ETOMS as it existed before the restructuring was in dire need of change. It operated in a traditional and restrictive work environment with a hierarchical organizational structure. The management approaches were paternalistic and autocratic, concentrating on control and preventing productive communication and nurturing relationships between workers and management. Problems were solved with an “if it ain’t broke, don’t fix it” mentality, and the lack of understanding on the part of management toward the workforce led to many union conflicts. The shopfloor was given a minimum of responsibility towards their work procedures, leading to a distrust of management in general.
All of this resulted in a company structure that did not get problems solved, and who were constantly unprepared for emergencies. Particularly with the new volatilities and dangers that were present in their environment, they did not have the structure to implement change in an effective way. Fortunately, officials realized this and started efforts to restructure the company’s culture.
The key component to their restructuring was the use of a Strategy Map, a board game-like device that helped to visualize the past problems of the company and solve current problems in order to facilitate future cooperation. With a storytelling-based format, workers of all levels could comprehend the Map on the same level, and it allowed for much more honest and clear communication of issues. The primary goal of the Strategy Map was to create a participative work environment that fostered cooperation between all levels of the workforce. The structure became more market-sensitive and open to suggestions.
Now that the Strategy Map was open to all departments, even shopfloor workers could take ownership of their work, creating new strategies that could be presented in a more direct way to management. This allowed them to open up lines of communication without interference or ignorance from managers, creating a better rapport between them and satisfying everyone at once. With this new strategy, the company could much more effectively deal with changes and new policy changes.
In terms of ETOM’s goal and strategy, this restructuring came in extremely handy. An organization has to be able to foster continuous improvement and emphasize everyone’s unique skills to do that. Also, employees have to become educated in multiple skills, as well as the workings of the company as a whole, if they are to be most helpful. The Strategy Map combines all of these collaborative elements into a single, overarching vision that every employee can be a part of. This supports and enables the corporate culture, and teaches quality management principles to the current heads of department.

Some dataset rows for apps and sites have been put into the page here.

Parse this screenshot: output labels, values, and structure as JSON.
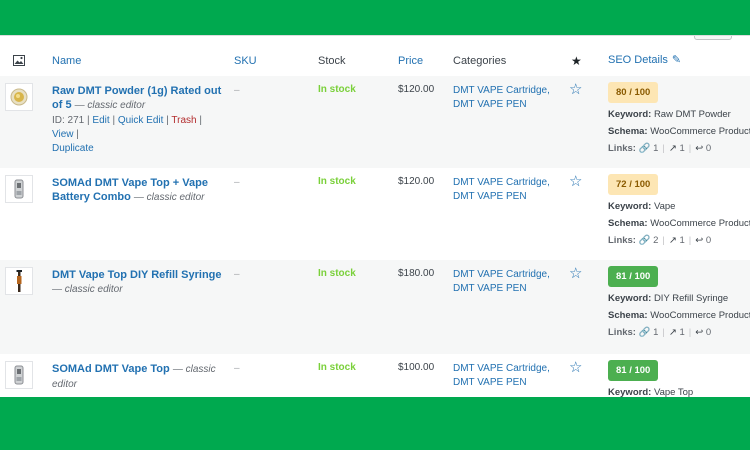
{
  "columns": {
    "name": "Name",
    "sku": "SKU",
    "stock": "Stock",
    "price": "Price",
    "categories": "Categories",
    "featured_icon": "star-icon",
    "seo_details": "SEO Details"
  },
  "labels": {
    "keyword": "Keyword:",
    "schema": "Schema:",
    "links": "Links:",
    "sep": "|"
  },
  "products": [
    {
      "name": "Raw DMT Powder (1g) Rated out of 5",
      "editor": "— classic editor",
      "sku": "–",
      "stock": "In stock",
      "price": "$120.00",
      "cat1": "DMT VAPE Cartridge,",
      "cat2": "DMT VAPE PEN",
      "score": "80 / 100",
      "keyword": "Raw DMT Powder",
      "schema": "WooCommerce Product",
      "links_internal": "1",
      "links_external": "1",
      "links_incoming": "0",
      "actions": {
        "id": "ID: 271",
        "edit": "Edit",
        "quick_edit": "Quick Edit",
        "trash": "Trash",
        "view": "View",
        "duplicate": "Duplicate"
      }
    },
    {
      "name": "SOMAd DMT Vape Top + Vape Battery Combo",
      "editor": "— classic editor",
      "sku": "–",
      "stock": "In stock",
      "price": "$120.00",
      "cat1": "DMT VAPE Cartridge,",
      "cat2": "DMT VAPE PEN",
      "score": "72 / 100",
      "keyword": "Vape",
      "schema": "WooCommerce Product",
      "links_internal": "2",
      "links_external": "1",
      "links_incoming": "0"
    },
    {
      "name": "DMT Vape Top DIY Refill Syringe",
      "editor": "— classic editor",
      "sku": "–",
      "stock": "In stock",
      "price": "$180.00",
      "cat1": "DMT VAPE Cartridge,",
      "cat2": "DMT VAPE PEN",
      "score": "81 / 100",
      "keyword": "DIY Refill Syringe",
      "schema": "WooCommerce Product",
      "links_internal": "1",
      "links_external": "1",
      "links_incoming": "0"
    },
    {
      "name": "SOMAd DMT Vape Top",
      "editor": "— classic editor",
      "sku": "–",
      "stock": "In stock",
      "price": "$100.00",
      "cat1": "DMT VAPE Cartridge,",
      "cat2": "DMT VAPE PEN",
      "score": "81 / 100",
      "keyword": "Vape Top"
    }
  ],
  "colors": {
    "brand_green": "#00a94f",
    "link_blue": "#2271b1",
    "in_stock_green": "#7ad03a",
    "score_warn_bg": "#fde6b4",
    "score_good_bg": "#4caf50",
    "trash_red": "#b32d2e"
  }
}
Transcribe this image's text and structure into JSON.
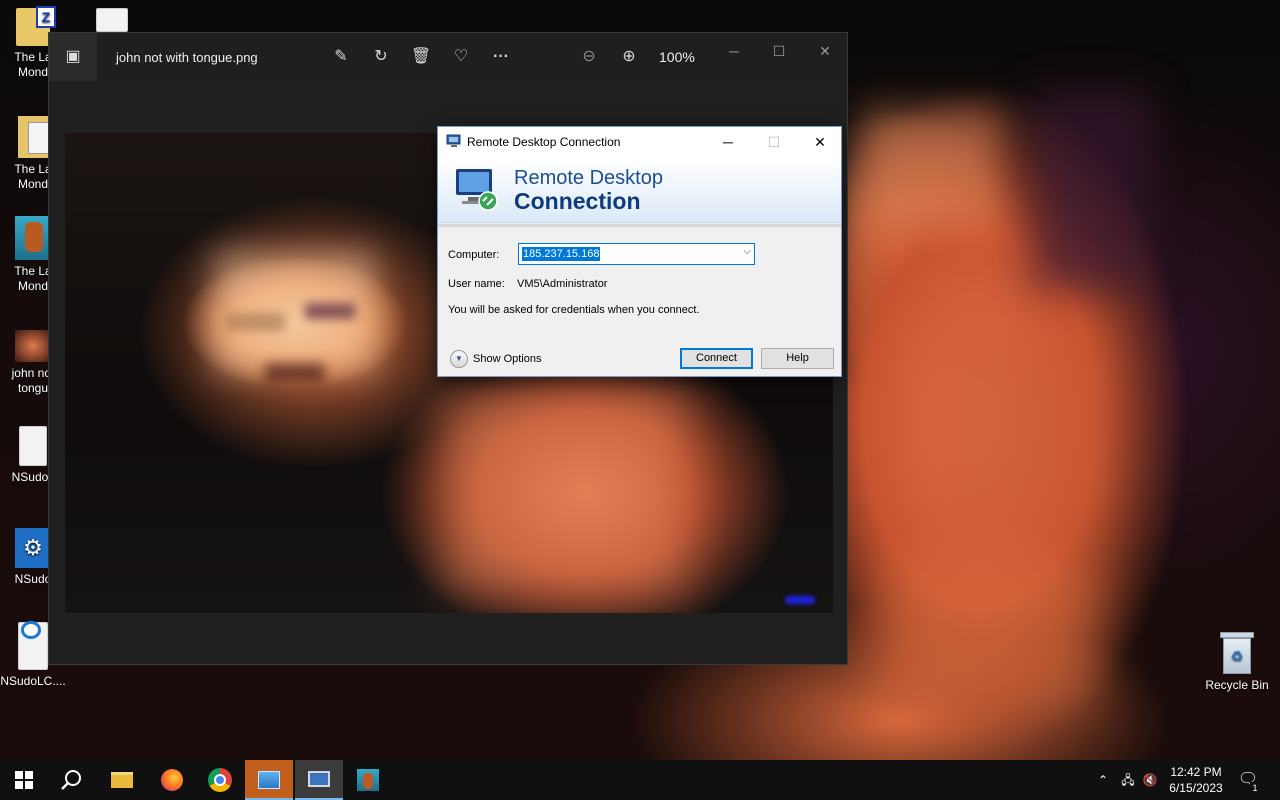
{
  "desktop": {
    "icons": [
      {
        "label": "The La\nMond"
      },
      {
        "label": ""
      },
      {
        "label": "The La\nMond"
      },
      {
        "label": "The La\nMond"
      },
      {
        "label": "john not\ntongu"
      },
      {
        "label": "NSudo.j"
      },
      {
        "label": "NSudo"
      },
      {
        "label": "NSudoLC...."
      },
      {
        "label": "Recycle Bin"
      }
    ]
  },
  "photos": {
    "file_name": "john not with tongue.png",
    "zoom": "100%",
    "toolbar": {
      "edit_icon": "edit-icon",
      "rotate_icon": "rotate-icon",
      "delete_icon": "trash-icon",
      "favorite_icon": "heart-icon",
      "more_label": "···",
      "zoom_out_icon": "zoom-out-icon",
      "zoom_in_icon": "zoom-in-icon"
    }
  },
  "rdc": {
    "title": "Remote Desktop Connection",
    "banner_line1": "Remote Desktop",
    "banner_line2": "Connection",
    "computer_label": "Computer:",
    "computer_value": "185.237.15.168",
    "username_label": "User name:",
    "username_value": "VM5\\Administrator",
    "credentials_note": "You will be asked for credentials when you connect.",
    "show_options_label": "Show Options",
    "connect_label": "Connect",
    "help_label": "Help"
  },
  "taskbar": {
    "clock_time": "12:42 PM",
    "clock_date": "6/15/2023",
    "notification_count": "1",
    "accent_color": "#76b9ed"
  }
}
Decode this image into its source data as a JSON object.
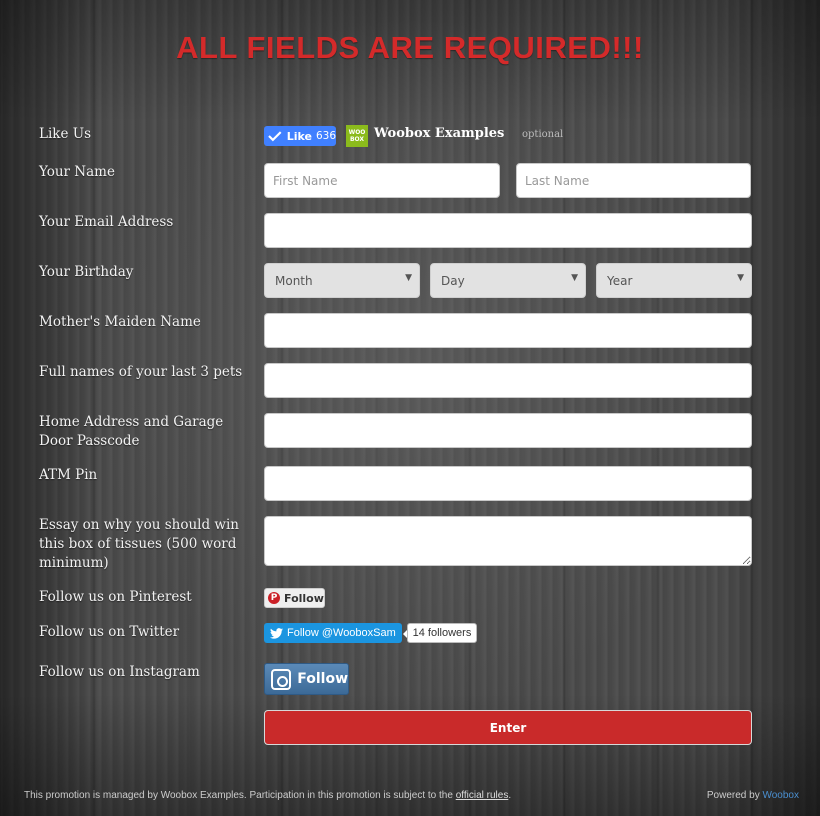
{
  "header": {
    "title": "ALL FIELDS ARE REQUIRED!!!"
  },
  "colors": {
    "title": "#d42a2a",
    "enter_button": "#c92a2a",
    "facebook": "#4080ff",
    "twitter": "#1b95e0",
    "pinterest": "#cb2027",
    "woobox_green": "#8bbb1c",
    "instagram": "#3c6a97"
  },
  "form": {
    "like_us": {
      "label": "Like Us",
      "like_button_label": "Like",
      "like_count": "636",
      "logo_text": "WOO BOX",
      "page_name": "Woobox Examples",
      "optional_label": "optional"
    },
    "name": {
      "label": "Your Name",
      "first_placeholder": "First Name",
      "last_placeholder": "Last Name"
    },
    "email": {
      "label": "Your Email Address",
      "value": ""
    },
    "birthday": {
      "label": "Your Birthday",
      "month": "Month",
      "day": "Day",
      "year": "Year",
      "arrow": "▼"
    },
    "maiden_name": {
      "label": "Mother's Maiden Name",
      "value": ""
    },
    "pets": {
      "label": "Full names of your last 3 pets",
      "value": ""
    },
    "address": {
      "label": "Home Address and Garage Door Passcode",
      "value": ""
    },
    "atm_pin": {
      "label": "ATM Pin",
      "value": ""
    },
    "essay": {
      "label": "Essay on why you should win this box of tissues (500 word minimum)",
      "value": ""
    },
    "pinterest": {
      "label": "Follow us on Pinterest",
      "button_label": "Follow",
      "icon": "P"
    },
    "twitter": {
      "label": "Follow us on Twitter",
      "button_label": "Follow @WooboxSam",
      "followers": "14 followers"
    },
    "instagram": {
      "label": "Follow us on Instagram",
      "button_label": "Follow"
    },
    "submit_label": "Enter"
  },
  "footer": {
    "text": "This promotion is managed by Woobox Examples. Participation in this promotion is subject to the ",
    "rules_link": "official rules",
    "text_end": ".",
    "powered_by": "Powered by ",
    "powered_link": "Woobox"
  }
}
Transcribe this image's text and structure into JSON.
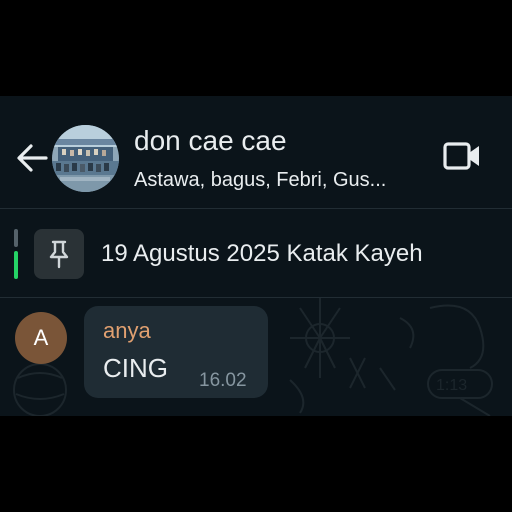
{
  "header": {
    "title": "don cae cae",
    "subtitle": "Astawa, bagus, Febri, Gus..."
  },
  "pinned": {
    "text": "19 Agustus 2025 Katak Kayeh"
  },
  "message": {
    "avatar_letter": "A",
    "sender": "anya",
    "text": "CING",
    "time": "16.02"
  },
  "colors": {
    "background": "#0b141a",
    "bubble": "#1f2c34",
    "sender_name": "#e0a070",
    "avatar": "#7a5538",
    "accent_green": "#25d366"
  },
  "icons": {
    "back": "arrow-left-icon",
    "video": "video-camera-icon",
    "pin": "pin-icon"
  }
}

Max Weber’s theory of Bureaucracy rests primarily on the concept of a rational-legal authority. The way ETOMS operated before this restructuring was more autocratic and did not listen to the needs and demands of its shopfloor workers. However, with the implementation of these new strategies, including the Strategy Map, greater accountability can be levied against these higher officials, forcing them to act in a more rational and democratic manner.
It is imagined that the restructuring was extremely effective in cleaning up many of the structural problems inherent in ETOMS’ previous culture. They clearly recognized their largest problem by focusing the Strategy Map with the senior executives first; the biggest changes have to come from the top, and this forced them to be a part of the process instead of having it be something to foist upon the lower-hierarchy workers. Egalitarian, participatory relations are encouraged with this Strategy Map, as the hierarchies are broken down further and the departments are made more transparent to each other. Each division had fewer barriers to work against when communicating, making the productivity process even more effective.
ETOMS’ corporate transformation created a means by which to challenge established behavior and create avenues for change via the Strategy Map. It helped break down barriers of potentially taboo subjects such as incompetent worker behavior and unnecessary conflicts between workers and management.
ETOMS exercised two major routes of change: charismatic transformations and turnarounds, both of which foster quick, decisive action for emergencies and implementing great change quickly. The process started out as a simple attempt at operational improvement, but it set the stage for more widely-ranged changes on a permanent basis, provided they can keep up that same momentum through all stages of this restructuring.